## YOUR GOAL
Only the pictures are to be left out; the listing itself is repeated exactly.

## RECORD EXTRACTS
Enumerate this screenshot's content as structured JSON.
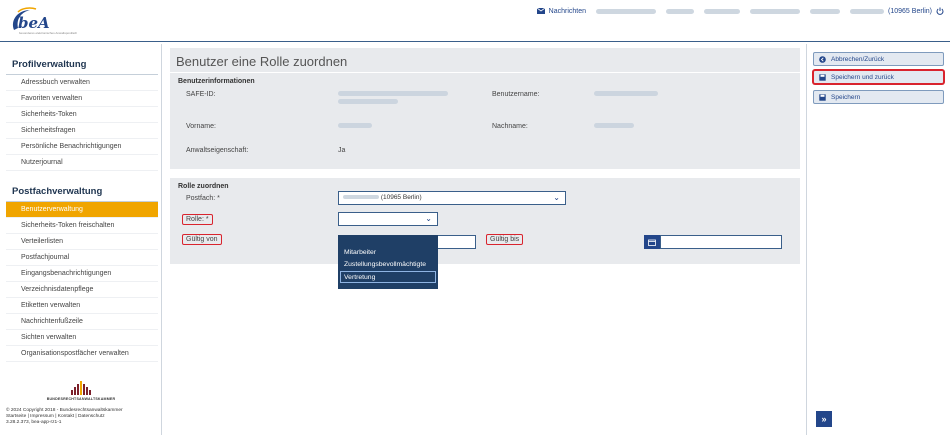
{
  "app": {
    "brand": "beA",
    "tagline": "besonderes elektronisches Anwaltspostfach"
  },
  "topnav": {
    "messages_label": "Nachrichten",
    "user_label": "(10965 Berlin)"
  },
  "sidebar": {
    "profile_title": "Profilverwaltung",
    "profile_items": [
      "Adressbuch verwalten",
      "Favoriten verwalten",
      "Sicherheits-Token",
      "Sicherheitsfragen",
      "Persönliche Benachrichtigungen",
      "Nutzerjournal"
    ],
    "postfach_title": "Postfachverwaltung",
    "postfach_items": [
      "Benutzerverwaltung",
      "Sicherheits-Token freischalten",
      "Verteilerlisten",
      "Postfachjournal",
      "Eingangsbenachrichtigungen",
      "Verzeichnisdatenpflege",
      "Etiketten verwalten",
      "Nachrichtenfußzeile",
      "Sichten verwalten",
      "Organisationspostfächer verwalten"
    ],
    "active_item": "Benutzerverwaltung",
    "kammer_name": "BUNDESRECHTSANWALTSKAMMER",
    "footer_copyright": "© 2024 Copyright 2018 - Bundesrechtsanwaltskammer",
    "footer_links": "Startseite | Impressum | Kontakt | Datenschutz",
    "footer_version": "3.28.2.373, bea-app-rz1-1"
  },
  "main": {
    "page_title": "Benutzer eine Rolle zuordnen",
    "info": {
      "heading": "Benutzerinformationen",
      "safe_id_label": "SAFE-ID:",
      "username_label": "Benutzername:",
      "firstname_label": "Vorname:",
      "lastname_label": "Nachname:",
      "lawyer_label": "Anwaltseigenschaft:",
      "lawyer_value": "Ja"
    },
    "role": {
      "heading": "Rolle zuordnen",
      "postfach_label": "Postfach: *",
      "postfach_value": "(10965 Berlin)",
      "role_label": "Rolle: *",
      "role_value": "",
      "valid_from_label": "Gültig von",
      "valid_to_label": "Gültig bis",
      "options": [
        "Mitarbeiter",
        "Zustellungsbevollmächtigte",
        "Vertretung"
      ],
      "highlighted_option": "Vertretung"
    }
  },
  "rightbar": {
    "back_label": "Abbrechen/Zurück",
    "save_back_label": "Speichern und zurück",
    "save_label": "Speichern"
  },
  "colors": {
    "accent": "#f0a500",
    "brand": "#23468a",
    "highlight_red": "#d9242e",
    "dropdown_bg": "#1f3f66"
  }
}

## OUTPUT FOR THIS TASK
Enumerate this screenshot's content as structured JSON.
{
  "app": {
    "brand": "beA",
    "tagline": "besonderes elektronisches Anwaltspostfach"
  },
  "topnav": {
    "messages_label": "Nachrichten",
    "user_label": "(10965 Berlin)"
  },
  "sidebar": {
    "profile_title": "Profilverwaltung",
    "profile_items": [
      "Adressbuch verwalten",
      "Favoriten verwalten",
      "Sicherheits-Token",
      "Sicherheitsfragen",
      "Persönliche Benachrichtigungen",
      "Nutzerjournal"
    ],
    "postfach_title": "Postfachverwaltung",
    "postfach_items": [
      "Benutzerverwaltung",
      "Sicherheits-Token freischalten",
      "Verteilerlisten",
      "Postfachjournal",
      "Eingangsbenachrichtigungen",
      "Verzeichnisdatenpflege",
      "Etiketten verwalten",
      "Nachrichtenfußzeile",
      "Sichten verwalten",
      "Organisationspostfächer verwalten"
    ],
    "active_item": "Benutzerverwaltung",
    "kammer_name": "BUNDESRECHTSANWALTSKAMMER",
    "footer_copyright": "© 2024 Copyright 2018 - Bundesrechtsanwaltskammer",
    "footer_links": "Startseite | Impressum | Kontakt | Datenschutz",
    "footer_version": "3.28.2.373, bea-app-rz1-1"
  },
  "main": {
    "page_title": "Benutzer eine Rolle zuordnen",
    "info": {
      "heading": "Benutzerinformationen",
      "safe_id_label": "SAFE-ID:",
      "username_label": "Benutzername:",
      "firstname_label": "Vorname:",
      "lastname_label": "Nachname:",
      "lawyer_label": "Anwaltseigenschaft:",
      "lawyer_value": "Ja"
    },
    "role": {
      "heading": "Rolle zuordnen",
      "postfach_label": "Postfach: *",
      "postfach_value": "(10965 Berlin)",
      "role_label": "Rolle: *",
      "role_value": "",
      "valid_from_label": "Gültig von",
      "valid_to_label": "Gültig bis",
      "options": [
        "Mitarbeiter",
        "Zustellungsbevollmächtigte",
        "Vertretung"
      ],
      "highlighted_option": "Vertretung"
    }
  },
  "rightbar": {
    "back_label": "Abbrechen/Zurück",
    "save_back_label": "Speichern und zurück",
    "save_label": "Speichern"
  },
  "colors": {
    "accent": "#f0a500",
    "brand": "#23468a",
    "highlight_red": "#d9242e",
    "dropdown_bg": "#1f3f66"
  }
}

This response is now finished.